_EXERCISE DIRECTIONS_. Find each line in the records below that contains the word "user", and copy it out.

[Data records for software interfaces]
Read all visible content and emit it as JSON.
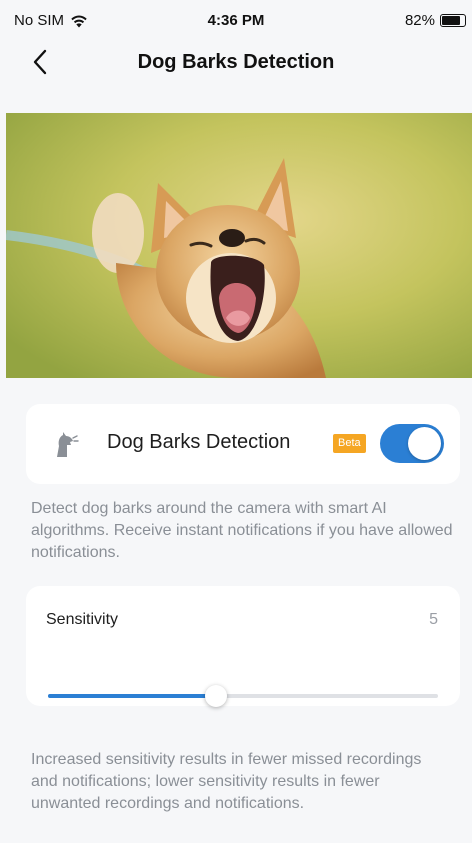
{
  "status_bar": {
    "carrier": "No SIM",
    "time": "4:36 PM",
    "battery": "82%",
    "battery_level": 0.82
  },
  "nav": {
    "title": "Dog Barks Detection",
    "back_icon": "chevron-left-icon"
  },
  "hero": {
    "image": "barking-dog-photo"
  },
  "detection": {
    "label": "Dog Barks Detection",
    "badge": "Beta",
    "icon": "dog-icon",
    "enabled": true,
    "description": "Detect dog barks around the camera with smart AI algorithms. Receive instant notifications if you have allowed notifications."
  },
  "sensitivity": {
    "label": "Sensitivity",
    "value": "5",
    "level_fraction": 0.43,
    "description": "Increased sensitivity results in fewer missed recordings and notifications; lower sensitivity results in fewer unwanted recordings and notifications."
  },
  "colors": {
    "accent": "#2b7fd4",
    "badge": "#f5a623",
    "background": "#f6f7f9"
  }
}
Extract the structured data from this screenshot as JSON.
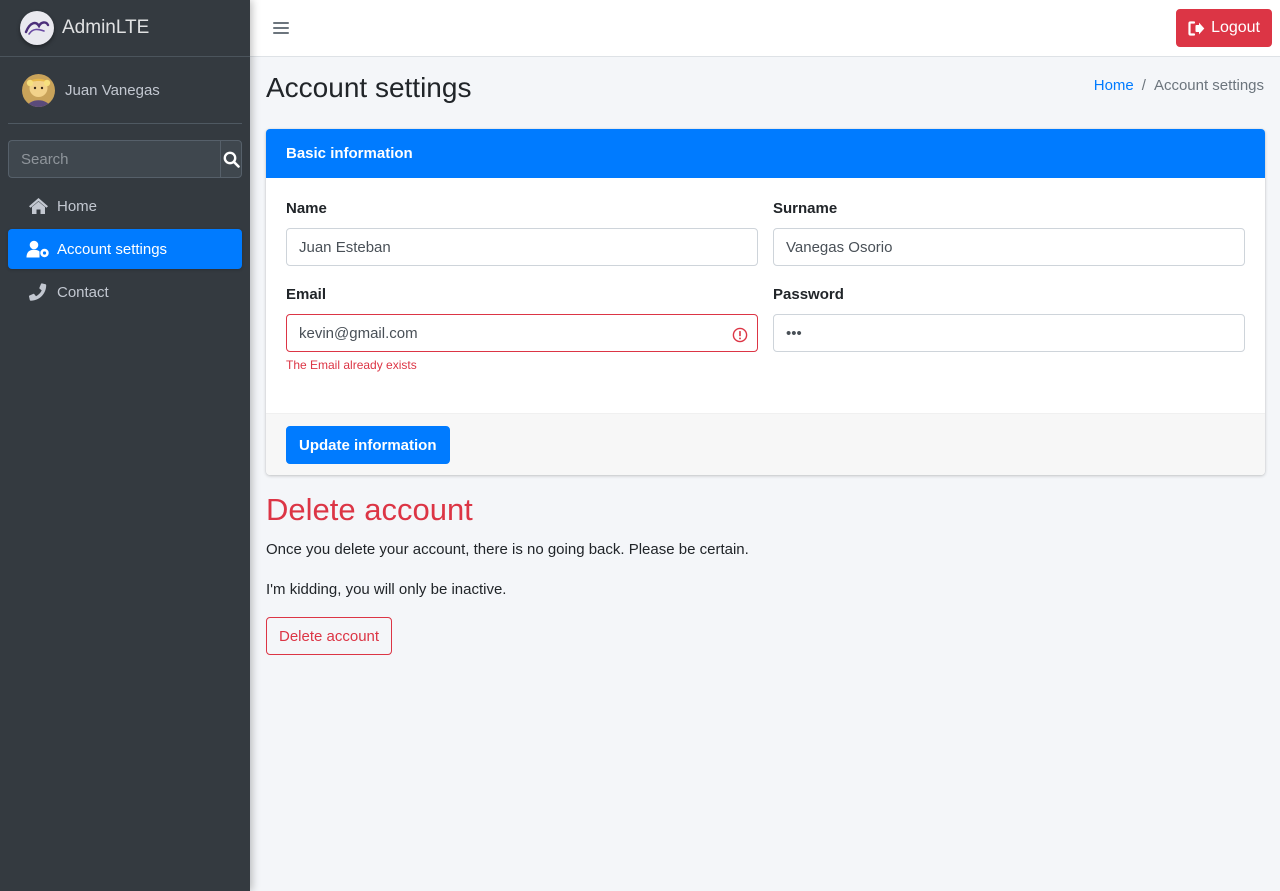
{
  "brand": {
    "name": "AdminLTE",
    "logo_icon": "jojo-logo-icon"
  },
  "user": {
    "name": "Juan Vanegas",
    "avatar_icon": "user-avatar-icon"
  },
  "sidebar": {
    "search_placeholder": "Search",
    "items": [
      {
        "label": "Home",
        "icon": "home-icon",
        "active": false
      },
      {
        "label": "Account settings",
        "icon": "user-cog-icon",
        "active": true
      },
      {
        "label": "Contact",
        "icon": "phone-icon",
        "active": false
      }
    ]
  },
  "navbar": {
    "logout_label": "Logout"
  },
  "page": {
    "title": "Account settings",
    "breadcrumb": {
      "home": "Home",
      "separator": "/",
      "current": "Account settings"
    }
  },
  "basic_info": {
    "header": "Basic information",
    "name": {
      "label": "Name",
      "value": "Juan Esteban"
    },
    "surname": {
      "label": "Surname",
      "value": "Vanegas Osorio"
    },
    "email": {
      "label": "Email",
      "value": "kevin@gmail.com",
      "error": "The Email already exists"
    },
    "password": {
      "label": "Password",
      "value": "•••"
    },
    "submit_label": "Update information"
  },
  "delete_section": {
    "title": "Delete account",
    "text1": "Once you delete your account, there is no going back. Please be certain.",
    "text2": "I'm kidding, you will only be inactive.",
    "button_label": "Delete account"
  },
  "colors": {
    "primary": "#007bff",
    "danger": "#dc3545",
    "sidebar": "#343a40"
  }
}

_WRITTEN SOLUTION_.
  "user": {
    "avatar_icon": "user-avatar-icon"
        "icon": "user-cog-icon",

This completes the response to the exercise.